### WHAT IS BEING ASKED:
Scan the entries for lines with the word "title", then copy those lines.
Segment Start: LISTED RECORDS
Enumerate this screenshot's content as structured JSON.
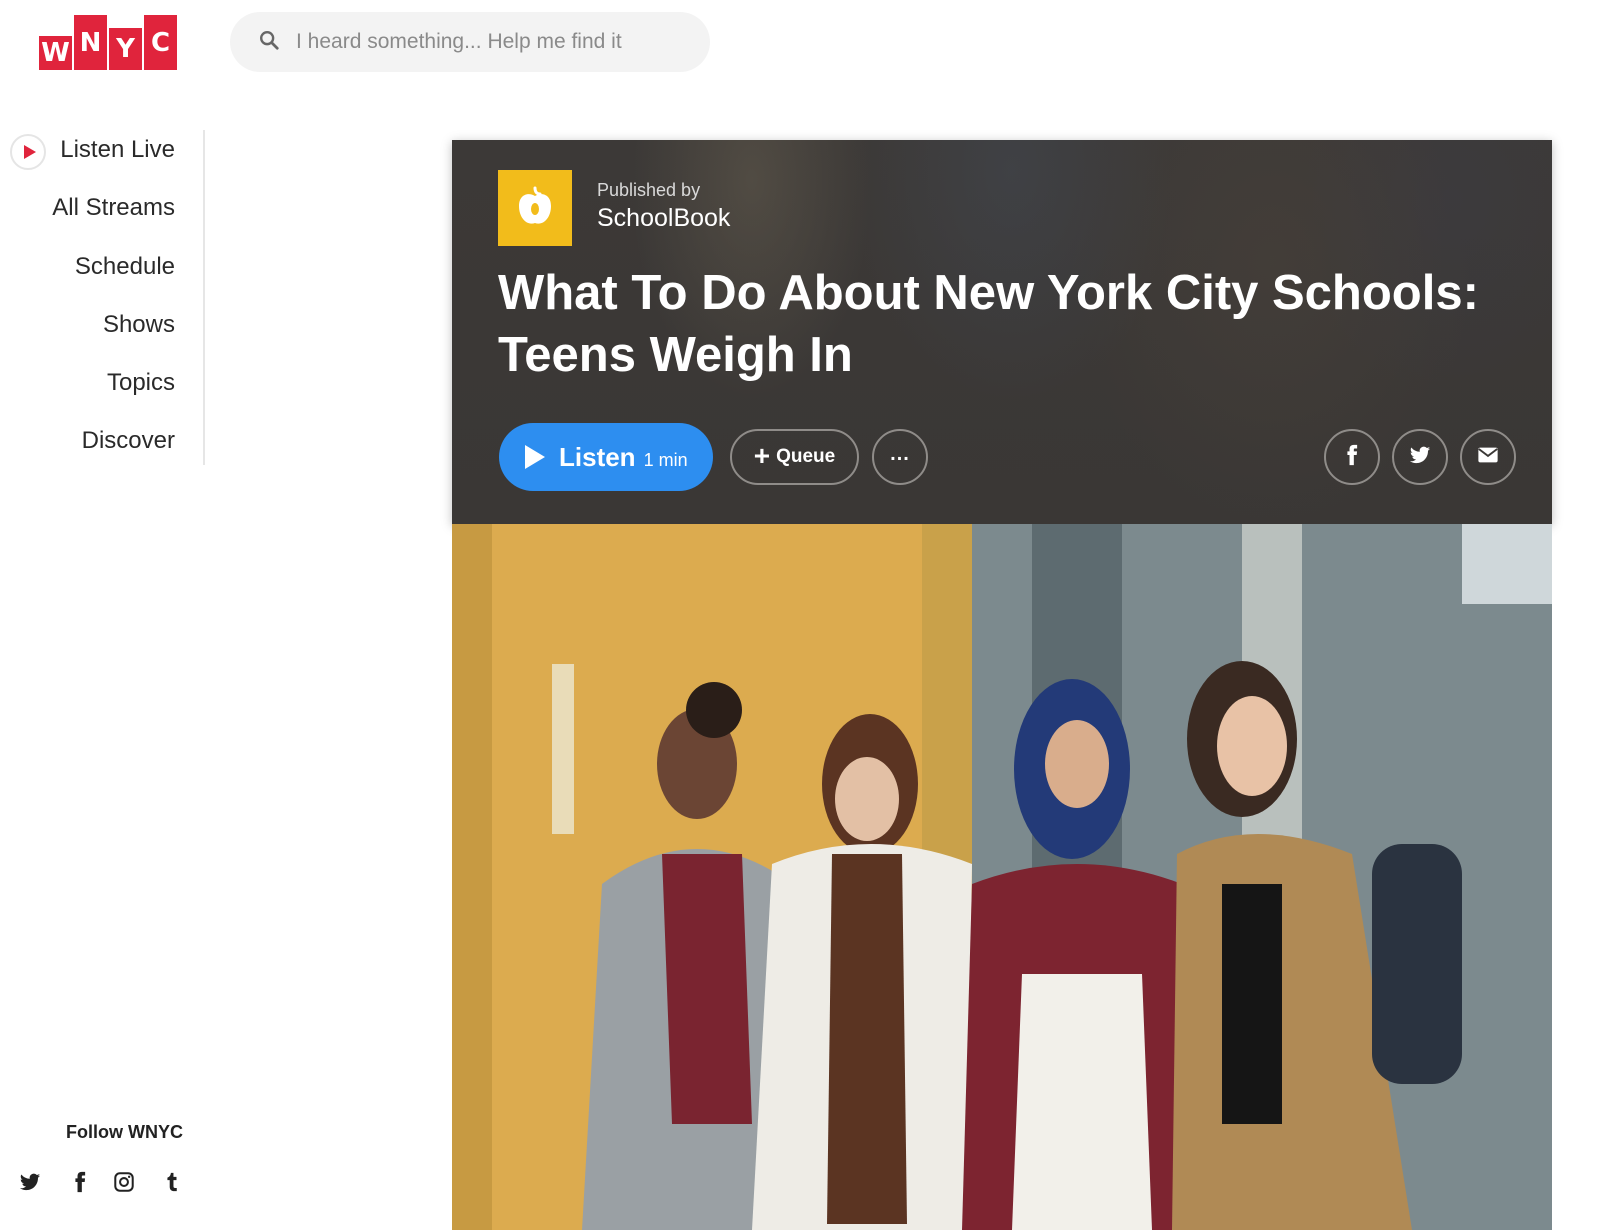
{
  "logo": {
    "letters": [
      "W",
      "N",
      "Y",
      "C"
    ]
  },
  "search": {
    "placeholder": "I heard something... Help me find it"
  },
  "nav": {
    "items": [
      {
        "label": "Listen Live"
      },
      {
        "label": "All Streams"
      },
      {
        "label": "Schedule"
      },
      {
        "label": "Shows"
      },
      {
        "label": "Topics"
      },
      {
        "label": "Discover"
      }
    ]
  },
  "footer": {
    "follow_label": "Follow WNYC",
    "social_icons": [
      "twitter-icon",
      "facebook-icon",
      "instagram-icon",
      "tumblr-icon"
    ]
  },
  "article": {
    "published_by_label": "Published by",
    "publisher": "SchoolBook",
    "publisher_icon": "apple-icon",
    "title": "What To Do About New York City Schools: Teens Weigh In",
    "listen_label": "Listen",
    "duration": "1 min",
    "queue_label": "Queue",
    "more_label": "...",
    "share_icons": [
      "facebook-icon",
      "twitter-icon",
      "email-icon"
    ]
  },
  "colors": {
    "brand_red": "#e0243c",
    "listen_blue": "#2d8ef0",
    "publisher_yellow": "#f2bc1b",
    "hero_background": "#3b3836"
  }
}
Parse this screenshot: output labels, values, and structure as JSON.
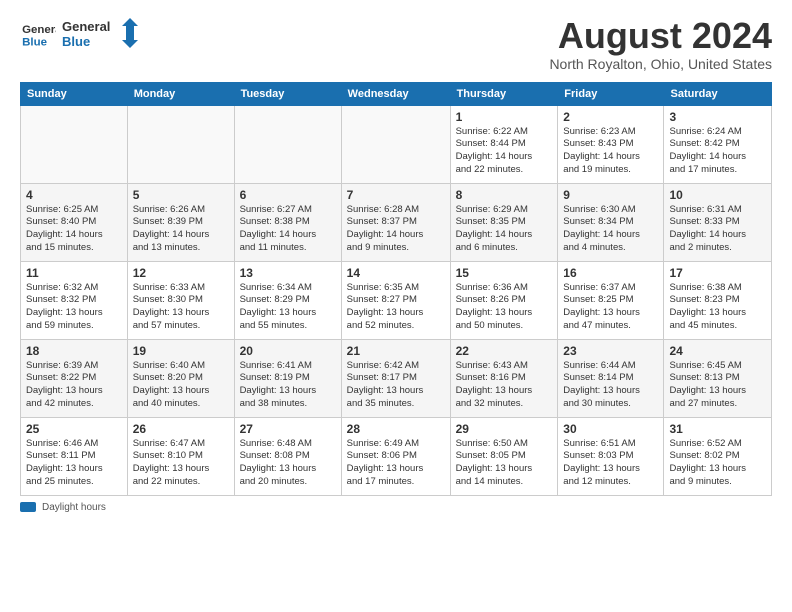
{
  "header": {
    "logo_line1": "General",
    "logo_line2": "Blue",
    "title": "August 2024",
    "location": "North Royalton, Ohio, United States"
  },
  "days_of_week": [
    "Sunday",
    "Monday",
    "Tuesday",
    "Wednesday",
    "Thursday",
    "Friday",
    "Saturday"
  ],
  "weeks": [
    [
      {
        "day": "",
        "info": ""
      },
      {
        "day": "",
        "info": ""
      },
      {
        "day": "",
        "info": ""
      },
      {
        "day": "",
        "info": ""
      },
      {
        "day": "1",
        "info": "Sunrise: 6:22 AM\nSunset: 8:44 PM\nDaylight: 14 hours\nand 22 minutes."
      },
      {
        "day": "2",
        "info": "Sunrise: 6:23 AM\nSunset: 8:43 PM\nDaylight: 14 hours\nand 19 minutes."
      },
      {
        "day": "3",
        "info": "Sunrise: 6:24 AM\nSunset: 8:42 PM\nDaylight: 14 hours\nand 17 minutes."
      }
    ],
    [
      {
        "day": "4",
        "info": "Sunrise: 6:25 AM\nSunset: 8:40 PM\nDaylight: 14 hours\nand 15 minutes."
      },
      {
        "day": "5",
        "info": "Sunrise: 6:26 AM\nSunset: 8:39 PM\nDaylight: 14 hours\nand 13 minutes."
      },
      {
        "day": "6",
        "info": "Sunrise: 6:27 AM\nSunset: 8:38 PM\nDaylight: 14 hours\nand 11 minutes."
      },
      {
        "day": "7",
        "info": "Sunrise: 6:28 AM\nSunset: 8:37 PM\nDaylight: 14 hours\nand 9 minutes."
      },
      {
        "day": "8",
        "info": "Sunrise: 6:29 AM\nSunset: 8:35 PM\nDaylight: 14 hours\nand 6 minutes."
      },
      {
        "day": "9",
        "info": "Sunrise: 6:30 AM\nSunset: 8:34 PM\nDaylight: 14 hours\nand 4 minutes."
      },
      {
        "day": "10",
        "info": "Sunrise: 6:31 AM\nSunset: 8:33 PM\nDaylight: 14 hours\nand 2 minutes."
      }
    ],
    [
      {
        "day": "11",
        "info": "Sunrise: 6:32 AM\nSunset: 8:32 PM\nDaylight: 13 hours\nand 59 minutes."
      },
      {
        "day": "12",
        "info": "Sunrise: 6:33 AM\nSunset: 8:30 PM\nDaylight: 13 hours\nand 57 minutes."
      },
      {
        "day": "13",
        "info": "Sunrise: 6:34 AM\nSunset: 8:29 PM\nDaylight: 13 hours\nand 55 minutes."
      },
      {
        "day": "14",
        "info": "Sunrise: 6:35 AM\nSunset: 8:27 PM\nDaylight: 13 hours\nand 52 minutes."
      },
      {
        "day": "15",
        "info": "Sunrise: 6:36 AM\nSunset: 8:26 PM\nDaylight: 13 hours\nand 50 minutes."
      },
      {
        "day": "16",
        "info": "Sunrise: 6:37 AM\nSunset: 8:25 PM\nDaylight: 13 hours\nand 47 minutes."
      },
      {
        "day": "17",
        "info": "Sunrise: 6:38 AM\nSunset: 8:23 PM\nDaylight: 13 hours\nand 45 minutes."
      }
    ],
    [
      {
        "day": "18",
        "info": "Sunrise: 6:39 AM\nSunset: 8:22 PM\nDaylight: 13 hours\nand 42 minutes."
      },
      {
        "day": "19",
        "info": "Sunrise: 6:40 AM\nSunset: 8:20 PM\nDaylight: 13 hours\nand 40 minutes."
      },
      {
        "day": "20",
        "info": "Sunrise: 6:41 AM\nSunset: 8:19 PM\nDaylight: 13 hours\nand 38 minutes."
      },
      {
        "day": "21",
        "info": "Sunrise: 6:42 AM\nSunset: 8:17 PM\nDaylight: 13 hours\nand 35 minutes."
      },
      {
        "day": "22",
        "info": "Sunrise: 6:43 AM\nSunset: 8:16 PM\nDaylight: 13 hours\nand 32 minutes."
      },
      {
        "day": "23",
        "info": "Sunrise: 6:44 AM\nSunset: 8:14 PM\nDaylight: 13 hours\nand 30 minutes."
      },
      {
        "day": "24",
        "info": "Sunrise: 6:45 AM\nSunset: 8:13 PM\nDaylight: 13 hours\nand 27 minutes."
      }
    ],
    [
      {
        "day": "25",
        "info": "Sunrise: 6:46 AM\nSunset: 8:11 PM\nDaylight: 13 hours\nand 25 minutes."
      },
      {
        "day": "26",
        "info": "Sunrise: 6:47 AM\nSunset: 8:10 PM\nDaylight: 13 hours\nand 22 minutes."
      },
      {
        "day": "27",
        "info": "Sunrise: 6:48 AM\nSunset: 8:08 PM\nDaylight: 13 hours\nand 20 minutes."
      },
      {
        "day": "28",
        "info": "Sunrise: 6:49 AM\nSunset: 8:06 PM\nDaylight: 13 hours\nand 17 minutes."
      },
      {
        "day": "29",
        "info": "Sunrise: 6:50 AM\nSunset: 8:05 PM\nDaylight: 13 hours\nand 14 minutes."
      },
      {
        "day": "30",
        "info": "Sunrise: 6:51 AM\nSunset: 8:03 PM\nDaylight: 13 hours\nand 12 minutes."
      },
      {
        "day": "31",
        "info": "Sunrise: 6:52 AM\nSunset: 8:02 PM\nDaylight: 13 hours\nand 9 minutes."
      }
    ]
  ],
  "legend": {
    "daylight_label": "Daylight hours"
  }
}
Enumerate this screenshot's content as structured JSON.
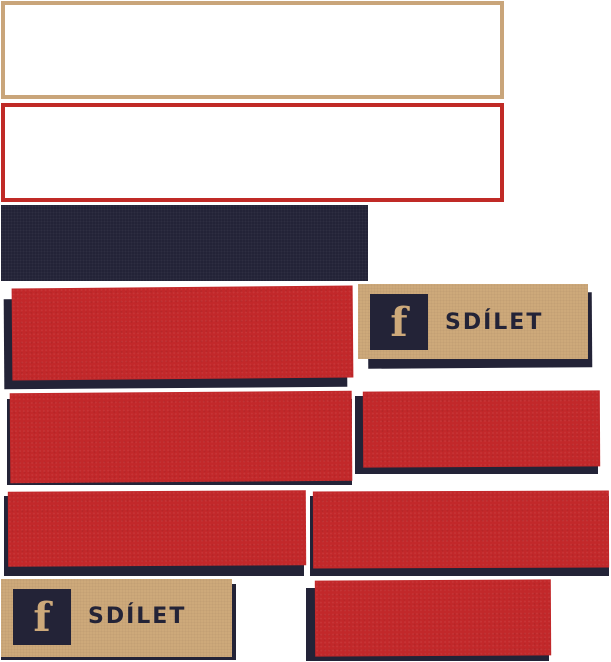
{
  "fields": [
    {
      "name": "tan-outlined-field",
      "border_color": "#c9a57a"
    },
    {
      "name": "red-outlined-field",
      "border_color": "#c02a26"
    }
  ],
  "share_buttons": [
    {
      "icon": "facebook-icon",
      "icon_glyph": "f",
      "label": "SDÍLET"
    },
    {
      "icon": "facebook-icon",
      "icon_glyph": "f",
      "label": "SDÍLET"
    }
  ],
  "colors": {
    "navy": "#232337",
    "red": "#c2282a",
    "tan": "#cda97a",
    "tan_border": "#c9a57a",
    "red_border": "#c02a26"
  }
}
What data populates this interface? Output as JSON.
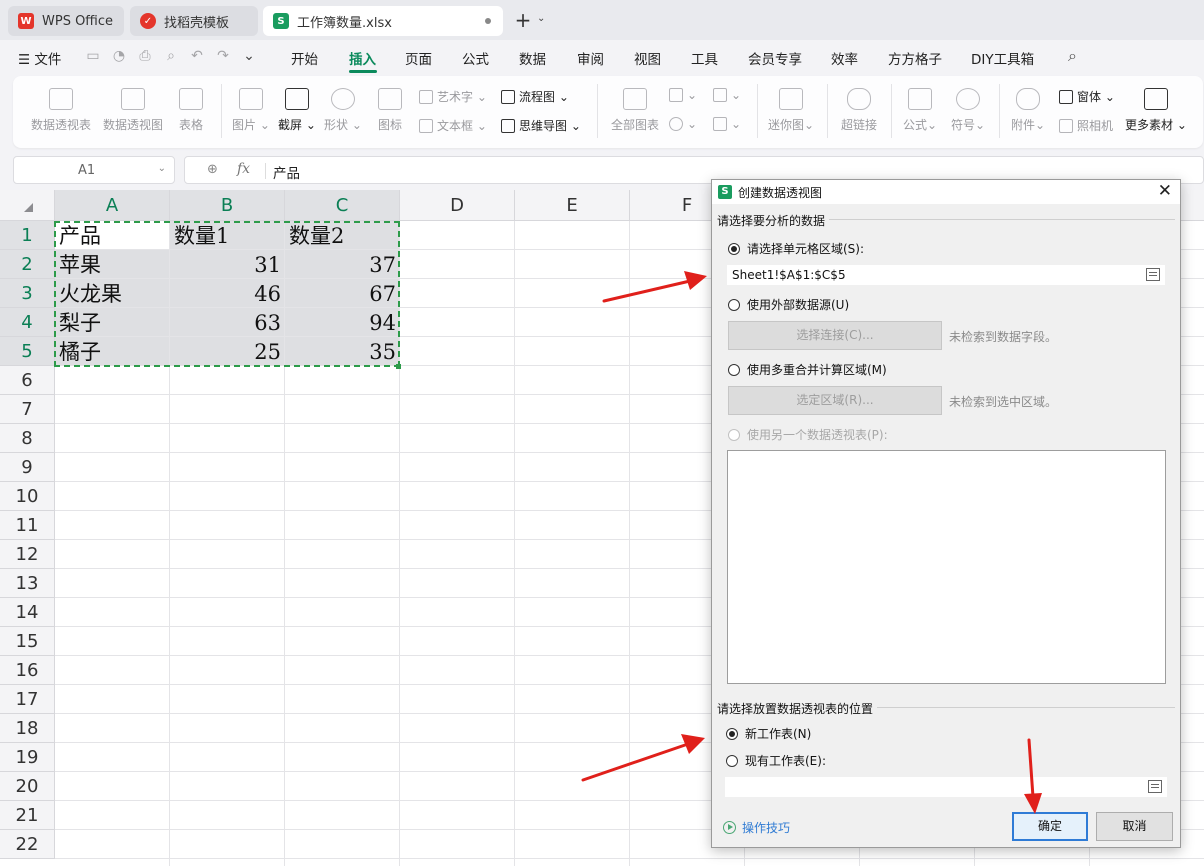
{
  "tabs": [
    {
      "label": "WPS Office",
      "icon": "wps-logo-icon"
    },
    {
      "label": "找稻壳模板",
      "icon": "docer-icon"
    },
    {
      "label": "工作簿数量.xlsx",
      "icon": "sheet-s-icon",
      "badge": "S"
    }
  ],
  "menu": {
    "file": "文件",
    "items": [
      "开始",
      "插入",
      "页面",
      "公式",
      "数据",
      "审阅",
      "视图",
      "工具",
      "会员专享",
      "效率",
      "方方格子",
      "DIY工具箱"
    ],
    "active": "插入"
  },
  "ribbon": {
    "pivot_table": "数据透视表",
    "pivot_chart": "数据透视图",
    "table": "表格",
    "picture": "图片",
    "screenshot": "截屏",
    "shape": "形状",
    "icon": "图标",
    "wordart": "艺术字",
    "textbox": "文本框",
    "flowchart": "流程图",
    "mindmap": "思维导图",
    "all_charts": "全部图表",
    "sparkline": "迷你图",
    "hyperlink": "超链接",
    "formula": "公式",
    "symbol": "符号",
    "attachment": "附件",
    "form": "窗体",
    "camera": "照相机",
    "more": "更多素材"
  },
  "formula_bar": {
    "name_box": "A1",
    "fx": "fx",
    "value": "产品"
  },
  "sheet": {
    "columns": [
      "A",
      "B",
      "C",
      "D",
      "E",
      "F"
    ],
    "rows": [
      "1",
      "2",
      "3",
      "4",
      "5",
      "6",
      "7",
      "8",
      "9",
      "10",
      "11",
      "12",
      "13",
      "14",
      "15",
      "16",
      "17",
      "18",
      "19",
      "20",
      "21",
      "22"
    ],
    "headers": [
      "产品",
      "数量1",
      "数量2"
    ],
    "data": [
      [
        "苹果",
        "31",
        "37"
      ],
      [
        "火龙果",
        "46",
        "67"
      ],
      [
        "梨子",
        "63",
        "94"
      ],
      [
        "橘子",
        "25",
        "35"
      ]
    ]
  },
  "dialog": {
    "title": "创建数据透视图",
    "icon_letter": "S",
    "section1": "请选择要分析的数据",
    "opt_range": "请选择单元格区域(S):",
    "range_value": "Sheet1!$A$1:$C$5",
    "opt_external": "使用外部数据源(U)",
    "btn_choose_conn": "选择连接(C)...",
    "hint_no_field": "未检索到数据字段。",
    "opt_multi": "使用多重合并计算区域(M)",
    "btn_select_range": "选定区域(R)...",
    "hint_no_range": "未检索到选中区域。",
    "opt_other_pivot": "使用另一个数据透视表(P):",
    "section2": "请选择放置数据透视表的位置",
    "opt_new_sheet": "新工作表(N)",
    "opt_existing_sheet": "现有工作表(E):",
    "tips": "操作技巧",
    "ok": "确定",
    "cancel": "取消"
  },
  "colors": {
    "accent_green": "#0b8a5c",
    "marquee_green": "#2d9b4a",
    "arrow_red": "#e0201b",
    "primary_button_border": "#2e7bd6"
  }
}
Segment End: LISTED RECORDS
### FINISHED TASK:
    "title": "What To Do About New York City Schools: Teens Weigh In",
    "title": "August 2024",
    "title": "创建数据透视图",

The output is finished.